WORK TASK:
Output exactly the lines from the line with "Enumerate this screenshot's" through the end of the records below. Include nothing else.

☆ ☆ ☆

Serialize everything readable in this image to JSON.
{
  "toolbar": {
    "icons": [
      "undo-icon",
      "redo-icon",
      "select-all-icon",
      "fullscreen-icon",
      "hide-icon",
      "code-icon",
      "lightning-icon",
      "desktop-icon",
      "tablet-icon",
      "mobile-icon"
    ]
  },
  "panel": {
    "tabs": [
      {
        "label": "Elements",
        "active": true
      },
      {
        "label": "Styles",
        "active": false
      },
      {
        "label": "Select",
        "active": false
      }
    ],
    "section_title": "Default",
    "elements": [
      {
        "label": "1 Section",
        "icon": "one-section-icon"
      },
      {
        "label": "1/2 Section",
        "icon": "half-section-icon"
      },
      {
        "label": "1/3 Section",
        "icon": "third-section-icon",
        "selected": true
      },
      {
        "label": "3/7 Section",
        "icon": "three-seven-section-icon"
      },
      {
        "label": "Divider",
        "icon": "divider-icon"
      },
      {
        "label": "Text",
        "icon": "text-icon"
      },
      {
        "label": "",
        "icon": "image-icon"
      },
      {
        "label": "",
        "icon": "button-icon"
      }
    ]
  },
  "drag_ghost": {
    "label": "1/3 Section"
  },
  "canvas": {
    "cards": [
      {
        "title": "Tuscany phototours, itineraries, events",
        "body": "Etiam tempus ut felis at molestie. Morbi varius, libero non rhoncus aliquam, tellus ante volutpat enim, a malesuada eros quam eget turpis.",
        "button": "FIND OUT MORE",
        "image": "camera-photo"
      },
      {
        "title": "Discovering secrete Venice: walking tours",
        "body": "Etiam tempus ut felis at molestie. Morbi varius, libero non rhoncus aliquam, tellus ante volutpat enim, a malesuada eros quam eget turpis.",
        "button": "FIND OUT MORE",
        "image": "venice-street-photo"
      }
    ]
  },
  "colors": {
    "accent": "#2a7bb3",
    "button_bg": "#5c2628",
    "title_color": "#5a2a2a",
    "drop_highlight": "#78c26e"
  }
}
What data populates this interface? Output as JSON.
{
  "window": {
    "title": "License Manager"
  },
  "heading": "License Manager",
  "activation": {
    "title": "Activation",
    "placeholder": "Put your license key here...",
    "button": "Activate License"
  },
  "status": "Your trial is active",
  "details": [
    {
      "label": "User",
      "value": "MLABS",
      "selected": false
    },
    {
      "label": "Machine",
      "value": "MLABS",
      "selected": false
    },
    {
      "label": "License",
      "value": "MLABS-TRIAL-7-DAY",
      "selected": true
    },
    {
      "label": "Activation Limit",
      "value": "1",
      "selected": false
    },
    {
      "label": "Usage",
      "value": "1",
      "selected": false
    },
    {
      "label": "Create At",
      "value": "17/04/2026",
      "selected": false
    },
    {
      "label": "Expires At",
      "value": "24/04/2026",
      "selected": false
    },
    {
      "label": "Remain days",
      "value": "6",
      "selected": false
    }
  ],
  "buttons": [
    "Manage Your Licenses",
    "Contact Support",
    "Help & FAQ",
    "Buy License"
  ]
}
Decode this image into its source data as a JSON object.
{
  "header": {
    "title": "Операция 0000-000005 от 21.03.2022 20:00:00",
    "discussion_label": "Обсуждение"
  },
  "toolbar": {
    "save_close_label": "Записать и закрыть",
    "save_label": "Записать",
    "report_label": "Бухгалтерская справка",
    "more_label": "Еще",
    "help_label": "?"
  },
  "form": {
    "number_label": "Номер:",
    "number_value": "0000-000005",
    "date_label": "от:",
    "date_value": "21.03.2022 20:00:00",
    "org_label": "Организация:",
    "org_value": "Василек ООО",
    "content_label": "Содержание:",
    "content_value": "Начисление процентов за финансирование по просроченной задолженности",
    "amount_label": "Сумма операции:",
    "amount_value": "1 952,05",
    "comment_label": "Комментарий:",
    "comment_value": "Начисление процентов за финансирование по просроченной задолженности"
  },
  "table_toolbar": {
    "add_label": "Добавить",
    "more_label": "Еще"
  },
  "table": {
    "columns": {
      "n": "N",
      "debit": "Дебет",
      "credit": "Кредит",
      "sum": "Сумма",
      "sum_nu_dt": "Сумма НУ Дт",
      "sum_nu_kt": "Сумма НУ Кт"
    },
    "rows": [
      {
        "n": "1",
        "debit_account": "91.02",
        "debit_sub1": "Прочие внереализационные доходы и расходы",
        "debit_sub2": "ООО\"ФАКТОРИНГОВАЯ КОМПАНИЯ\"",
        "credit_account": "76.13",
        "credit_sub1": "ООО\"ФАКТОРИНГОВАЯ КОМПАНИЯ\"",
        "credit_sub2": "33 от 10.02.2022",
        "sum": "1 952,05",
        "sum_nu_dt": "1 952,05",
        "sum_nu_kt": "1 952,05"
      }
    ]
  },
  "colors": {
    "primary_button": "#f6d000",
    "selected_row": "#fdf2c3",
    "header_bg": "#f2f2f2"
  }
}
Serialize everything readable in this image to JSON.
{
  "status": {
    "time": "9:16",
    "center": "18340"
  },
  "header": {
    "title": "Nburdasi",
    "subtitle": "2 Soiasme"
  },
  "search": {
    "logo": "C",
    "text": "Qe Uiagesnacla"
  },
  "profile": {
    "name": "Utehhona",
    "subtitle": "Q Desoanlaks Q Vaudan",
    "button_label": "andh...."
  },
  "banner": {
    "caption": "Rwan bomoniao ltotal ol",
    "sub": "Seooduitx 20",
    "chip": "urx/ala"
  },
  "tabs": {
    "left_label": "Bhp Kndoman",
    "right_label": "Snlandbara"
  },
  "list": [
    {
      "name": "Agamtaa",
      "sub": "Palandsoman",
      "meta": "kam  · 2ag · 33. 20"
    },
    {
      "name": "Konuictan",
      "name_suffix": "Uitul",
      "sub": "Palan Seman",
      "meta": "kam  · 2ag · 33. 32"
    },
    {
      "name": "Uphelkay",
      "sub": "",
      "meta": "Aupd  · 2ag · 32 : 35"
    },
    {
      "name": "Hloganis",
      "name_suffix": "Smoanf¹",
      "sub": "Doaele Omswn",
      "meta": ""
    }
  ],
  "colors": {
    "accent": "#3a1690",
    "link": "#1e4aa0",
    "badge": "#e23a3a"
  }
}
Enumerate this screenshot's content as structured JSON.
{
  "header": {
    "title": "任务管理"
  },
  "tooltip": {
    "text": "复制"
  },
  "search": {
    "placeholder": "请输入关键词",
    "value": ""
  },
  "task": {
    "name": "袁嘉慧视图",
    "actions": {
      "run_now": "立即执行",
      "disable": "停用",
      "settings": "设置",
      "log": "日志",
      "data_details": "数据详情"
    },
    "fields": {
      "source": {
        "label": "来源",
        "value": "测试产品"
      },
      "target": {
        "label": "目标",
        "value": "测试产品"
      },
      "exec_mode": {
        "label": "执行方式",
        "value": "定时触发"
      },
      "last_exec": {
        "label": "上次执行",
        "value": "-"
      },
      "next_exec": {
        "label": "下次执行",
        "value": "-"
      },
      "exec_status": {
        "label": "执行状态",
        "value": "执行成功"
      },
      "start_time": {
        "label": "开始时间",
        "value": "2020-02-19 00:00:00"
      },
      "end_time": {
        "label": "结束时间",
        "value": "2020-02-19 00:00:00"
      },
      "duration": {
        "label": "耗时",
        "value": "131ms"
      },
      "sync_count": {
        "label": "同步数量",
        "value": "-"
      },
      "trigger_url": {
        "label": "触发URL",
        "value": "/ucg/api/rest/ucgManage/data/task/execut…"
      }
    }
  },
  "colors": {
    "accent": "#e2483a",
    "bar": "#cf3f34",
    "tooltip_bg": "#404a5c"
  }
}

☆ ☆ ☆

EXERCISE RESPONSE:
Enumerate this screenshot's content as structured JSON.
{
  "header": {
    "title": "任务管理"
  },
  "tooltip": {
    "text": "复制"
  },
  "search": {
    "placeholder": "请输入关键词",
    "value": ""
  },
  "task": {
    "name": "袁嘉慧视图",
    "actions": {
      "run_now": "立即执行",
      "disable": "停用",
      "settings": "设置",
      "log": "日志",
      "data_details": "数据详情"
    },
    "fields": {
      "source": {
        "label": "来源",
        "value": "测试产品"
      },
      "target": {
        "label": "目标",
        "value": "测试产品"
      },
      "exec_mode": {
        "label": "执行方式",
        "value": "定时触发"
      },
      "last_exec": {
        "label": "上次执行",
        "value": "-"
      },
      "next_exec": {
        "label": "下次执行",
        "value": "-"
      },
      "exec_status": {
        "label": "执行状态",
        "value": "执行成功"
      },
      "start_time": {
        "label": "开始时间",
        "value": "2020-02-19 00:00:00"
      },
      "end_time": {
        "label": "结束时间",
        "value": "2020-02-19 00:00:00"
      },
      "duration": {
        "label": "耗时",
        "value": "131ms"
      },
      "sync_count": {
        "label": "同步数量",
        "value": "-"
      },
      "trigger_url": {
        "label": "触发URL",
        "value": "/ucg/api/rest/ucgManage/data/task/execut…"
      }
    }
  },
  "colors": {
    "accent": "#e2483a",
    "bar": "#cf3f34",
    "tooltip_bg": "#404a5c"
  }
}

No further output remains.